A quarter of what's in your cart may go to waste
Try as you might to eat everything in your fridge, a 2018 study by the European moving company Movinga shows that Americans have the highest level of food waste in the world. They estimate that 24 percent of our weekly grocery purchases end up in the trash. In a business with low-profit margins to begin with, grocery stores count on shoppers to purchase more than they will actually use. Find out which non-food grocery store items you should be buying.
Background music plays a role in your shopping
Depending on the store you shop, music is used to play a subliminal role in your purchase choices. According to a study from the University of South Florida, loud music played in groceries leads to unhealthier food choices. The idea is that louder tunes stimulate stress, and that can drive impulse buys.
Their sales cycle is predictable
The sales you find in your weekly grocery store flyer are no accident. Items are put on sale at scheduled times based on seasons, holidays, and other annual benchmarks. "If a consumer is looking to stock up on vegan plant-based milk, they would want to wait until Earth Day in April when all things organic and vegan are marked down to $1.99 or less as opposed to $3.99 or higher," says shopping expert Joy Hearn of Cards and Clips. Read about these smart ways to save at the grocery.
Hold on to expired coupons
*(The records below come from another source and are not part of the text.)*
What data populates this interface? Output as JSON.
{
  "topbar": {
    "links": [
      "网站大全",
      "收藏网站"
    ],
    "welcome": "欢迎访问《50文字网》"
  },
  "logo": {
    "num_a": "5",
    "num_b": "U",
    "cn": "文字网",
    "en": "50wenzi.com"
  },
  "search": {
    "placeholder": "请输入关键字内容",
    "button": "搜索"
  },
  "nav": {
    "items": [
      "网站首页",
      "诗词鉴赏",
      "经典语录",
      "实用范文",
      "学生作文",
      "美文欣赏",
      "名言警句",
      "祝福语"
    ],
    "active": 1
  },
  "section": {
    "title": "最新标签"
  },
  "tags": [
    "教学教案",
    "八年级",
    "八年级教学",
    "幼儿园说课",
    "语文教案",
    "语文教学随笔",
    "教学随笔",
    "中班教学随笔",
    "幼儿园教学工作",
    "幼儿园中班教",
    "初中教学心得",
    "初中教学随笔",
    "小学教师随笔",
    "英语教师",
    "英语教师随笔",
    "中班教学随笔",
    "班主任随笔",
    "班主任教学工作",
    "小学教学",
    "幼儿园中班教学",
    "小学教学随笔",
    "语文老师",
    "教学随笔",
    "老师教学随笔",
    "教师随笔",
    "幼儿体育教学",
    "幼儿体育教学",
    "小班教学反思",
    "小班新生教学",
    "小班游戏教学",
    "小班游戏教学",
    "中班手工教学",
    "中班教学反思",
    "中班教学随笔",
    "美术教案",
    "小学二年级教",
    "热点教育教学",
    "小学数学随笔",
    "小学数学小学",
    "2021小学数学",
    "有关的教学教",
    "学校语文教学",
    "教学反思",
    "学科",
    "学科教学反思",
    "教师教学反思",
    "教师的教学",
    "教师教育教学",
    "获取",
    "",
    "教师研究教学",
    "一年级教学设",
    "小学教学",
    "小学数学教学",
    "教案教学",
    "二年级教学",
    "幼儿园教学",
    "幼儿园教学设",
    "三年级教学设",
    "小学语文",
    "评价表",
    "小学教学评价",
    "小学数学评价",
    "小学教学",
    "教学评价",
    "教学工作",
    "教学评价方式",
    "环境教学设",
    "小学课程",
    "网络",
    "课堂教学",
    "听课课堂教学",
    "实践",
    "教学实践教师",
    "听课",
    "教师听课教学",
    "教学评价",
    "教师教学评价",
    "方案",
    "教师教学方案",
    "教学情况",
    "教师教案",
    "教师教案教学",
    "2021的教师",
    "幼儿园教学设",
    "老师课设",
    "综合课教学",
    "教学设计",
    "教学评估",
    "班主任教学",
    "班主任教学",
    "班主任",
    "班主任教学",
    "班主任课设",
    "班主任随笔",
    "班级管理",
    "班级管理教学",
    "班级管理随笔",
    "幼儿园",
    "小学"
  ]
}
If you're a newspaper coupon-clipper, you may discard the expired ones. Hang on to them, instead, says Hearn: "Many grocery stores will accept expired coupons."
Learn your store's rain check policies
It's frustrating to find a bare shelf during your weekly bargain hunting at the grocery store, but that doesn't necessarily mean you're out of luck. "Nine times out of ten, grocery stores will offer consumers rain checks," says Hearn. "What the stores won't do is volunteer the number of rain checks you can get. While most of the time it is at the manager's discretion, many grocery stores will allow consumers up to five rain checks for a specific sale item."